        1. Ok, if this is your answer, don’t feel obligated to reply, we have enough autosatisfied rubbish with your articles content. If it’s your job to write scam-clickbait titles, i feel sorry for you, but please do something else or do it elsewhere, for the good of this blog and its community.

          1. Hey now. You bring harsh words like logorrhea into a conversation you can’t get all affronted and _vaguely_ civil when an upset person shows up on the other side. Let’s also be clear that so far your contribution to the comments have been calling me names. The closest you got to mentioning that the entire subject of the article (and not the article itself) was , “Nice Retrode’s open remake.” to quote exactly. Yes. It is nice. I agree. I am enlightened.

            As for me, I will put my irritation aside and take my criticism. I will work harder on my titles to be more universally pleasing, and I can admit to and see ways my language could have been clearer about the completely optional nature of the reverse engineering.

          2. Yes, I used harsh words since I was really disapointed, essentially because the doubts or construtive criticism about different problematic aspects of your article, and exposed by many readers here, were left unanswered, and you finally call us “e-whiners”…

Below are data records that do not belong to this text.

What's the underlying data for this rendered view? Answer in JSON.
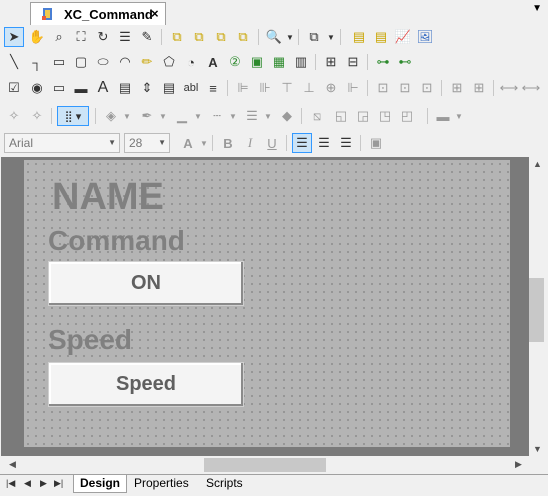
{
  "tab": {
    "title": "XC_Command",
    "close": "×"
  },
  "font_box": {
    "name": "Arial",
    "size": "28"
  },
  "canvas": {
    "name_label": "NAME",
    "command_label": "Command",
    "on_button": "ON",
    "speed_label": "Speed",
    "speed_button": "Speed"
  },
  "bottom_tabs": {
    "design": "Design",
    "properties": "Properties",
    "scripts": "Scripts"
  }
}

            As for me, I never gave you names (except your real name, so you finally reacted), I only severely depicted some of your work here, and I admit i’ve been too vindicative, my sincere apologies to you and everybody. But I did it because I care about the intelligence and accuracy that generally reign here, and I hope you’ll get the essence of it to improve your contributions. Now keep on reporting cool projects and sharing your joy, sometimes I’ll share it with you. Have a nice (hacka)day !

  6. Andrew unfortunately took his life recently. He was a brother to me and will be greatly missed.
    He wanted to share with the world his talent of coding, and reverse engineering with the world.
    More importantly he didn’t want to receive any money for any of his work.

    He preferred to always keep things open source.

    I am not a coder, therefore I don’t understand all the lingo, but my friend was a genius and I
    just wish he realized how much he was loved.

    Andrew Milkovich
    09/19/1983 – 03/12/2017
    Rest in Peace Brother.

Leave a Reply

Please be kind and respectful to help make the comments section excellent. (Comment Policy)

This site uses Akismet to reduce spam. Learn how your comment data is processed.